GOOGLE’S EDITORS’ PICKS
When browsing Google News, I sometimes review the Editors’ Picks section, perusing through several online publications looking for interesting and thought provoking articles. As you may be aware, the Editors’ Picks section is in the right navigation pane slightly down from the top of the Google News’ home page. The other day, this section included soccer news from the Chicago Tribune about indictments for several key FIFA officials. Interested, I wanted to know more about the latest FIFA news and the several indictment charges on possible corruption. The link brings me to a page which says you can either subscribe for .99 for 10 days to get digitalPLUS access or register to continue reading Chicago Tribune stories.
I won’t lie, the message appeared to be quite confusing. When you first see the signage about subscribing for 10 days or registering it gives me hope that I’m able to read that particular article only if I register. In fact, any icons that include the ‘plus’ require you to pay for digitalPLUS access. In fact, whether I register or not, it does not appear to make a difference in terms of my access to the non-Chicago Tribune ‘plus’ articles.
If you click ‘Not Right Now’ on the DigitalPLUS article, it will bring you back to that same offer. Same thing occurs if you click on the articles that require digitalPLUS, the offer is displayed again.
My perception of Editors’ Picks means Google allows information providers to include 5 interesting or pertinent articles for viewing and sharing. It’s about information sharing without any financial fees if those articles are included in this section.
Wall Street Journal (owned by Media Corporation) too includes articles within Editors’ Picks that require the subscription. If you click on certain articles that are not known at the time to require a subscription by the WSJ, you may be able to read a paragraph or two of that article before you logon. Bait and switch? You don’t know at the time which articles require a subscription and which ones don’t. In addition, it’s very difficult to determine how many of these articles tweeted or included in the Editors’ Picks section are behind the WSJ paywall and require a subscription. All I know is this is quite common when I perusing thought provoking articles through the Editors’ Picks.
According to one source at The Wall Street Journal who I emailed, they’ve devised their paywall model that way in order to add more subscribers. Are they tracking how many of those who sign up through this process become regulars and don’t have any issues with how it’s done? And how many refuse to subscribe? That would be an interesting study. Again, I admire their aggressiveness with the attempt of gaining more subscribers although in my opinion, this tactic puts a scarlet letter on the original intent of Editors’ Picks. Therefore I add, not customer centric.

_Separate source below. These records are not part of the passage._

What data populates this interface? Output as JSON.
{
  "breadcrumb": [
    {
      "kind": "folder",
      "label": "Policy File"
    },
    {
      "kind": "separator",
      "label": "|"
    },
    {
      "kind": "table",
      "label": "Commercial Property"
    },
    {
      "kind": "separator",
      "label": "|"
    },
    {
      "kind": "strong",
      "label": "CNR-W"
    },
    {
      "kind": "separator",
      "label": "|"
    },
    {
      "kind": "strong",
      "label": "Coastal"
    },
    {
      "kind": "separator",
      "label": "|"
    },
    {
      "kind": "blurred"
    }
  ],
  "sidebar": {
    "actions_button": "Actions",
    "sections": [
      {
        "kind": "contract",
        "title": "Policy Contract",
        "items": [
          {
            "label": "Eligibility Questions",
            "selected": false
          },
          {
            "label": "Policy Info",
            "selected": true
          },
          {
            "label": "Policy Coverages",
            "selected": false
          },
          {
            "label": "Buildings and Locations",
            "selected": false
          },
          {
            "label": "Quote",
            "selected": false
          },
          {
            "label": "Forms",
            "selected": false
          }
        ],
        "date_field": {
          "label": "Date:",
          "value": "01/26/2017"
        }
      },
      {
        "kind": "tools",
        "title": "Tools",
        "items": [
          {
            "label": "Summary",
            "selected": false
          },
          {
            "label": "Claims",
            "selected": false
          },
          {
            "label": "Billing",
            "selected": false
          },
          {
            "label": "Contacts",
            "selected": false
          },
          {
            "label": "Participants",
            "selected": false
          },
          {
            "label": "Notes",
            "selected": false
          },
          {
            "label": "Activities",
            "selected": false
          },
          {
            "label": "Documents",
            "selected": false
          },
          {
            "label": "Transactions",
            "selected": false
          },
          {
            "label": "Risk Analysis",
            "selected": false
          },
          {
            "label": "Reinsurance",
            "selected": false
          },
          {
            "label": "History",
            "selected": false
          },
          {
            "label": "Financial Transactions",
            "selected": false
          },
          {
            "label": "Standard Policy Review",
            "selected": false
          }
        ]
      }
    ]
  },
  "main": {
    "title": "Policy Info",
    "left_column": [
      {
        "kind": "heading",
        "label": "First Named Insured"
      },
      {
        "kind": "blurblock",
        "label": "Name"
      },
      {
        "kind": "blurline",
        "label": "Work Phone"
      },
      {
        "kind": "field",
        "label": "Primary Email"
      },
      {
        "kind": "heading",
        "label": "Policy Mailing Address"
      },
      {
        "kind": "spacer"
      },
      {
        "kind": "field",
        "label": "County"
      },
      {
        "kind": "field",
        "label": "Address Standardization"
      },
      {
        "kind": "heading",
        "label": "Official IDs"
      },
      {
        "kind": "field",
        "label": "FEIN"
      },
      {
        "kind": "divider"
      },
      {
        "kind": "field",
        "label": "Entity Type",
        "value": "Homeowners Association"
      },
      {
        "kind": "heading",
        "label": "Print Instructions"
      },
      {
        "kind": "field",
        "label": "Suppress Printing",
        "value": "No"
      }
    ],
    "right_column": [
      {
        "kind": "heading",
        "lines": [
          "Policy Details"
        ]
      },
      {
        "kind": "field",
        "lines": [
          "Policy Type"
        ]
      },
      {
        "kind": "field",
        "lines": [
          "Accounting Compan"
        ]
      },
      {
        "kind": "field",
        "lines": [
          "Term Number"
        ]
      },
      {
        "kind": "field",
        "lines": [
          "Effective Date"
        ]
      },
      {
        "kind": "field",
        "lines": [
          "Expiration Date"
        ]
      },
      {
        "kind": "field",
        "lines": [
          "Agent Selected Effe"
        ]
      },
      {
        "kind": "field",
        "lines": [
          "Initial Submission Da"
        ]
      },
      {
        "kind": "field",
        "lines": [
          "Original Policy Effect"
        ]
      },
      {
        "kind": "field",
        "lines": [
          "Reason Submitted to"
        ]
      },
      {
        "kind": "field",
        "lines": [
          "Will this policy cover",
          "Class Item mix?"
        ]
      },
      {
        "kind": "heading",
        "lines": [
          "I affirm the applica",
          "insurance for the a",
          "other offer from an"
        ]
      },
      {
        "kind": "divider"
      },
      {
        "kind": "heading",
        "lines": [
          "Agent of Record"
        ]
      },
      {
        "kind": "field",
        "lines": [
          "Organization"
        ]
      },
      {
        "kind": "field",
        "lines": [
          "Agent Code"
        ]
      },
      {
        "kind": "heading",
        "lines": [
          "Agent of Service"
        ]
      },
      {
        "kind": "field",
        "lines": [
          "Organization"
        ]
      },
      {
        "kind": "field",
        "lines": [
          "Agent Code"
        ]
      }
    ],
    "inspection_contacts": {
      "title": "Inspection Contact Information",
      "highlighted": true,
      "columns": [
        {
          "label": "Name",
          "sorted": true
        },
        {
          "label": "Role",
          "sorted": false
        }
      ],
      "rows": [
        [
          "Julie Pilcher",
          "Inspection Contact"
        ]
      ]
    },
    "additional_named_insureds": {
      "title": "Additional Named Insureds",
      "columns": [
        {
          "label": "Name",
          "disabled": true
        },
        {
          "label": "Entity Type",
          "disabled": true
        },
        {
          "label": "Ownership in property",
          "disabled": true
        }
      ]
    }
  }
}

Can I ask two things of Google? The first request is not to include any news sources within the Editors’ Picks section that require a subscription to view. If they are unwilling to do that, could they add a caveat that certain online news sources require registration or a subscription?